My work has been a long experiment into many techniques that show the way in which obsessive work, small decisions made in the service of an overall plan, often taking a long time, encourages the state of semi-detached reverie, encourages creative metaphoric thinking, and, if given enough attention, allows for the direct reproduction of the tension field of intellectual creation on the visual plane. I know of this process from my own experience, and I have elicited descriptions of it from many conversations with garden makers, especially those who could be called untrained artists,and whose garden projects could be called obsessive.
I have documented these obsessive gardens in my drawings (these, too, are obsessive), and my
garden projects are expansions of these drawings, involving layers of time and of structure, from the overall site to the final covering of surfaces with tiled images, all in the service of recording the style of work and thought that blends language and spatial cognition with visual and body skills. The ultimate goal, the reverie garden

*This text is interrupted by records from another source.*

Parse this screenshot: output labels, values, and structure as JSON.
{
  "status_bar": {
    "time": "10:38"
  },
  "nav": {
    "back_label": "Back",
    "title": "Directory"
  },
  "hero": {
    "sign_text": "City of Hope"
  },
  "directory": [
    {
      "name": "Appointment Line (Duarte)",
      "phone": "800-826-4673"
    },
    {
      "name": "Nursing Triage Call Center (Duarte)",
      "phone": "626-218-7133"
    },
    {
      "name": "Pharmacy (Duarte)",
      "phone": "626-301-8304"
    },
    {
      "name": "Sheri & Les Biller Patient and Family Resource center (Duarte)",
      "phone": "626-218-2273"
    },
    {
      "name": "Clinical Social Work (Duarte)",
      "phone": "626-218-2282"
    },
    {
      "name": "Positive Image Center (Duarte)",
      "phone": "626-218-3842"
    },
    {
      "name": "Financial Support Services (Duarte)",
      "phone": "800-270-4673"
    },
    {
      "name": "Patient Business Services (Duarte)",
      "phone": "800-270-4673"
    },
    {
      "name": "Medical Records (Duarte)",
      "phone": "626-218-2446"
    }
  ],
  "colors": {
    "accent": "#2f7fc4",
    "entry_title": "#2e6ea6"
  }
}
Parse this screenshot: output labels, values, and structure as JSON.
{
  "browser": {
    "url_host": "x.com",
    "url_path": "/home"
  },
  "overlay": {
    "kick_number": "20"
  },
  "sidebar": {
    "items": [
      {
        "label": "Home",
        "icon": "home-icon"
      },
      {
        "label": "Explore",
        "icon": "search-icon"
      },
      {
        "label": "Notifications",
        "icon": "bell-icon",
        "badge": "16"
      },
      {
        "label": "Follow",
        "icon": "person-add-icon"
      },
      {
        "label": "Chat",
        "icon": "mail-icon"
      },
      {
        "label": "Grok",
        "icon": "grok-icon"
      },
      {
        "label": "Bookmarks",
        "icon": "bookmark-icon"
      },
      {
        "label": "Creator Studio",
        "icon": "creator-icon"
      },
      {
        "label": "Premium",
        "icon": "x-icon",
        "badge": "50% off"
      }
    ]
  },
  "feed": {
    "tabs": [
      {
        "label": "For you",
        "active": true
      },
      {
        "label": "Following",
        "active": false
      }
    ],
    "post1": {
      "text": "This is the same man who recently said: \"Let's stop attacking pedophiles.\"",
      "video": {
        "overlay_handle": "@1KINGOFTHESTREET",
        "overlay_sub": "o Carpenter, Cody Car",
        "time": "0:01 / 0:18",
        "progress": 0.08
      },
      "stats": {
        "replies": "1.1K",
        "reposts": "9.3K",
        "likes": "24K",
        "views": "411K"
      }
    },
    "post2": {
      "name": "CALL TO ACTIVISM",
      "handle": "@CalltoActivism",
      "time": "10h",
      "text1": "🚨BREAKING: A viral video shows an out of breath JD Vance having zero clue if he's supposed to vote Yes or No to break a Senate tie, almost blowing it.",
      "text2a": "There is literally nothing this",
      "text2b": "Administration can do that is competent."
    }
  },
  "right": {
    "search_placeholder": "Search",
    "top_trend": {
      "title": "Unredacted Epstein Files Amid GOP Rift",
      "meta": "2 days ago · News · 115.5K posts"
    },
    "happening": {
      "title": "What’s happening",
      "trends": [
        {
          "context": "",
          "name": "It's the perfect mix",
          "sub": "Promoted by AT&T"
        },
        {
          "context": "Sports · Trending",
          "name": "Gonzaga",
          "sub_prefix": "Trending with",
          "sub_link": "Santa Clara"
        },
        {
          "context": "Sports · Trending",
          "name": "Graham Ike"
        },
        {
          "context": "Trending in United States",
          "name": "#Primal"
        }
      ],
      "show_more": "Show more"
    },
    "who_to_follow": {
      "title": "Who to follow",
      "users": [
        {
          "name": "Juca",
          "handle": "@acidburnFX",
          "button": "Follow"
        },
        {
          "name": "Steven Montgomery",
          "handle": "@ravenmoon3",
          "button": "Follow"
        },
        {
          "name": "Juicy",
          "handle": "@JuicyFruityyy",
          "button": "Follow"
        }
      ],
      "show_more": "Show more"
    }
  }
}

, exists to argue for these work modes, leading to evoked, not simply caught, creativity. —Frances Butler